Erasmus University is not the greatest place for students with a functional impairment. At least, this is what students with functional impairments themselves are saying. A recent study shows that they are dissatisfied with the way in which they are guided by the university, among other things.

Students with a functional impairment such as ADHD, dyslexia or a chronic disease gave the university a meagre six out of ten, while other universities received better scores. EUR is ranked last and second to last in the two relevant rankings published on the basis of the annual student satisfaction survey. Students with a functional impairment not being happy with Erasmus University is not a new thing. Since 2013, EUR has always ranked last, second to last or third to last in the survey.

Students are better off in Wageningen and Eindhoven

Students with a functional impairment are particularly unhappy with the guidance and information they receive from EUR. They are a little happier with their lecturers’ understanding attitude towards their impairments. The universities that received the highest average scores in the survey are Wageningen University (according to Bachelor’s students) and Eindhoven University of Technology (according to Master’s students).

At the national level there has been an increase in the number of students with functional impairments since 2014, up to 14 percent of the total number of students in 2017. It is not known how many Erasmus University students have a functional impairment. The university does keep track of the number of students who apply for special examination arrangements due to functional impairments, and this number seems to suggest there has been an increase in the number of students with impairments.

Embarked on functional impairment study

So far EUR has been unable to provide an explanation for its low scores. EUR spokesperson Sandra van Beek informed EM that the university, in association with Expertisecentrum Handicap + Studie, has embarked on a policy scan with regard to students with a functional impairment. The results of the scan will be discussed internally before being publicised. The study is scheduled for completion in the spring of 2018.

The student satisfaction survey was carried out by the Centrum Hoger Onderwijs Informatie (Centre for Information on Higher Education, a.k.a. CHOI). This organisation annually publishes a report on students with functional impairments’ experiences at Dutch universities and universities of applied sciences, based on the outcomes of the National Student Survey.
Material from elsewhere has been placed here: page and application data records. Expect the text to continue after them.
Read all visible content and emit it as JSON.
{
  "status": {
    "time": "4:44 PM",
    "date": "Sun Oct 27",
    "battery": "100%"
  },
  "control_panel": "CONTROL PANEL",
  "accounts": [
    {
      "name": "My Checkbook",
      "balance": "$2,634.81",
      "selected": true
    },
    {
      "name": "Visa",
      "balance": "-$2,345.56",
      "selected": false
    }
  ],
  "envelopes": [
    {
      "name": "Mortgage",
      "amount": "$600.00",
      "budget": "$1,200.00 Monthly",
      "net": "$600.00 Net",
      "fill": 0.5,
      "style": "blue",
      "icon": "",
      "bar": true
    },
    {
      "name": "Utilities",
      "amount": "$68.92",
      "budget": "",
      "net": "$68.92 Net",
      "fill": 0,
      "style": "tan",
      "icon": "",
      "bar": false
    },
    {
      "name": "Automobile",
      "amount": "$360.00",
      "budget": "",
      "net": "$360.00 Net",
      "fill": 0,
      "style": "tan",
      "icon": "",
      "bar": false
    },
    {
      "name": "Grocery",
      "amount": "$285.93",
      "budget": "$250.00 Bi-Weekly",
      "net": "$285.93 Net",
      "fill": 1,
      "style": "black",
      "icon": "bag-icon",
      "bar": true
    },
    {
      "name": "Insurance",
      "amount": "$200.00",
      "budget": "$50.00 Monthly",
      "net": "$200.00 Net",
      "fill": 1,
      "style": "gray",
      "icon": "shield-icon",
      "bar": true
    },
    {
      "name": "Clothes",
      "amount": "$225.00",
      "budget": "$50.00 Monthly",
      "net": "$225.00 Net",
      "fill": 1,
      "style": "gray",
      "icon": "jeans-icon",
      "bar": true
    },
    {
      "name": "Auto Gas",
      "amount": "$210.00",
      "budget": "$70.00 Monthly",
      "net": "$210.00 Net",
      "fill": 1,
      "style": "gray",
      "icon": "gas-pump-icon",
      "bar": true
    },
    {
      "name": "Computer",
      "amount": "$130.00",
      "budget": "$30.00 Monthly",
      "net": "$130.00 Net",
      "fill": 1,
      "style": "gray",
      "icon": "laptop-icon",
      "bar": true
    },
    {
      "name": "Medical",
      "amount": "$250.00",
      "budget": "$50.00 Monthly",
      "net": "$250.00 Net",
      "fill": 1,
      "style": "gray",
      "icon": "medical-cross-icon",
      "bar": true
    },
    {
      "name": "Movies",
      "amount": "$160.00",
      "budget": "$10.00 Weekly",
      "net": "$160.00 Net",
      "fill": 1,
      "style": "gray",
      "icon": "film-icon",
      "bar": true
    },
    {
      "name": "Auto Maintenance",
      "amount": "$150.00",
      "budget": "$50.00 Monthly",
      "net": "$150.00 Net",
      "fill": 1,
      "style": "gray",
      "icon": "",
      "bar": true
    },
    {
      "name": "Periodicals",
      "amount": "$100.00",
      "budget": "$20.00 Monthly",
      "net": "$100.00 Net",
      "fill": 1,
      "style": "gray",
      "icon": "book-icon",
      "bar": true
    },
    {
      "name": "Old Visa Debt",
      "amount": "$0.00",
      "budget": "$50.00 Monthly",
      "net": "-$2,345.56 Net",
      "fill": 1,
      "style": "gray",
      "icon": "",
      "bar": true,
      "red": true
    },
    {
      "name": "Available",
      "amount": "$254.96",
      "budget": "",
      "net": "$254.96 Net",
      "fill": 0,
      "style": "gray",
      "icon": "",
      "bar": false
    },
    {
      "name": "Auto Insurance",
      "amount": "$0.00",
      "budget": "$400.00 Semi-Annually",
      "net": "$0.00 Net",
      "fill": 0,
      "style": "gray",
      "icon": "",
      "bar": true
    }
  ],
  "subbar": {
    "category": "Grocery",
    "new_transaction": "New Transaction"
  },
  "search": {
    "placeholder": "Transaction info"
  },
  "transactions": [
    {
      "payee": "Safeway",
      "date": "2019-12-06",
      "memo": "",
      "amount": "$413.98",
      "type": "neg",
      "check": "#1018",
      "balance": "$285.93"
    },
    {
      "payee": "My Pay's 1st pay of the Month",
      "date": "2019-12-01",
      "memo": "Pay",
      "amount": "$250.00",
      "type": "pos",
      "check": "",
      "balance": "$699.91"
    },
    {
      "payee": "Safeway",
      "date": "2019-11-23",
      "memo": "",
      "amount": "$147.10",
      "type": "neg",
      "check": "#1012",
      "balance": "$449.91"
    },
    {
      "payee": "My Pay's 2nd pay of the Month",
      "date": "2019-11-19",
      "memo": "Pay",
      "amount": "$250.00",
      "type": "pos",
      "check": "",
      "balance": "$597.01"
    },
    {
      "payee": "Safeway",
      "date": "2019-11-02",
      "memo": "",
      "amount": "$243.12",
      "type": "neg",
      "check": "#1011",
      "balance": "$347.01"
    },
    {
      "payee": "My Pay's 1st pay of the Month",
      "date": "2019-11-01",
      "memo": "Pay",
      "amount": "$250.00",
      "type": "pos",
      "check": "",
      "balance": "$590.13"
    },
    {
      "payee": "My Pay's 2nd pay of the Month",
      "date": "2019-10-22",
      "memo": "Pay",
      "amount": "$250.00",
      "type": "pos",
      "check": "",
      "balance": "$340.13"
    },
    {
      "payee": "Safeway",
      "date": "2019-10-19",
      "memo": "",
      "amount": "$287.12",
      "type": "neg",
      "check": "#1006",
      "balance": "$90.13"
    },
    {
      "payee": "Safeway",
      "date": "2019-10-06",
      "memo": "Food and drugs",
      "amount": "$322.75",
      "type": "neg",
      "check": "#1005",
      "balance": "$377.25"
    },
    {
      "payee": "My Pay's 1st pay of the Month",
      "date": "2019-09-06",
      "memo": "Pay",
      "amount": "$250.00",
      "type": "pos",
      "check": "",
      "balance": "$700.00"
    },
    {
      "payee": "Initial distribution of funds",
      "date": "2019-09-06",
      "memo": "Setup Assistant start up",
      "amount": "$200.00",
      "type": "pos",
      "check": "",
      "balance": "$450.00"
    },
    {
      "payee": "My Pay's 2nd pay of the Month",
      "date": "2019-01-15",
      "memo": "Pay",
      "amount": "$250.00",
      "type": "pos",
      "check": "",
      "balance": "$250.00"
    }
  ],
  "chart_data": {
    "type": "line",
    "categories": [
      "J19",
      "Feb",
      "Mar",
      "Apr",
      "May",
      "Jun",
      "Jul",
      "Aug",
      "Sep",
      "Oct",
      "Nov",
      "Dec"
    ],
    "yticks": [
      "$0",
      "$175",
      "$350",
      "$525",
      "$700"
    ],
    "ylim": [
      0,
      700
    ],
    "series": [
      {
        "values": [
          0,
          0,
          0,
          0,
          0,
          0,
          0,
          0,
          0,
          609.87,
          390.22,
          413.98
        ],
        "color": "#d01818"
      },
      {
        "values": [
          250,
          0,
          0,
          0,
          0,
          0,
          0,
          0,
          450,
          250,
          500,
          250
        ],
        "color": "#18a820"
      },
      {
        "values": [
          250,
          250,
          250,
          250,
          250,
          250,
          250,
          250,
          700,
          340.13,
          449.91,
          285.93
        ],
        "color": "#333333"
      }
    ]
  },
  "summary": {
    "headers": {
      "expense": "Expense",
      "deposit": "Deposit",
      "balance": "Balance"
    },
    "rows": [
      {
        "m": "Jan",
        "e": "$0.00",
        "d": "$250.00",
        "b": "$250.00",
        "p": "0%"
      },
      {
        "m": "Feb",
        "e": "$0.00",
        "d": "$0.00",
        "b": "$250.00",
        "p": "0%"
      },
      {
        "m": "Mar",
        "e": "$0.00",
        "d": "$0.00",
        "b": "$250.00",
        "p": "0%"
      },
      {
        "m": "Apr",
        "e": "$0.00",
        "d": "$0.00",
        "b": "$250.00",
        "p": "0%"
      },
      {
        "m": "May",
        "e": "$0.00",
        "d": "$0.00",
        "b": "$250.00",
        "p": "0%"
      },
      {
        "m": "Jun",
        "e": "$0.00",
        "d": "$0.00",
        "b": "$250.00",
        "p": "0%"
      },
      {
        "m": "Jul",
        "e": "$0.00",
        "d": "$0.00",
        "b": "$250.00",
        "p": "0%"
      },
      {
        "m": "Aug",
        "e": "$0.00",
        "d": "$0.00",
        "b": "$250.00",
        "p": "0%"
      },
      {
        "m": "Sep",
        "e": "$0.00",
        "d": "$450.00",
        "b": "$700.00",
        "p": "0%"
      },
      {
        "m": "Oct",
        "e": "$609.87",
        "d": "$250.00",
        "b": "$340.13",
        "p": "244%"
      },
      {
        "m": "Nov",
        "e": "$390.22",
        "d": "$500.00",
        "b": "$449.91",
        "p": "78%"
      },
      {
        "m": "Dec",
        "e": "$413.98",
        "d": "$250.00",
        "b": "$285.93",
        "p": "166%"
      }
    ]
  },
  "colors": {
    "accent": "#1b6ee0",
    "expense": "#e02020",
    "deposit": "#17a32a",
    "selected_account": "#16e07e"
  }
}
A total of 123 EUR Master’s students with a functional impairment completed the survey, as well as 280 Bachelor’s students.

If you have a functional impairment, Erasmus Magazine is curious to hear about your experiences with our university. If you are interested in discussing this subject with us, please send an e-mail to [email protected].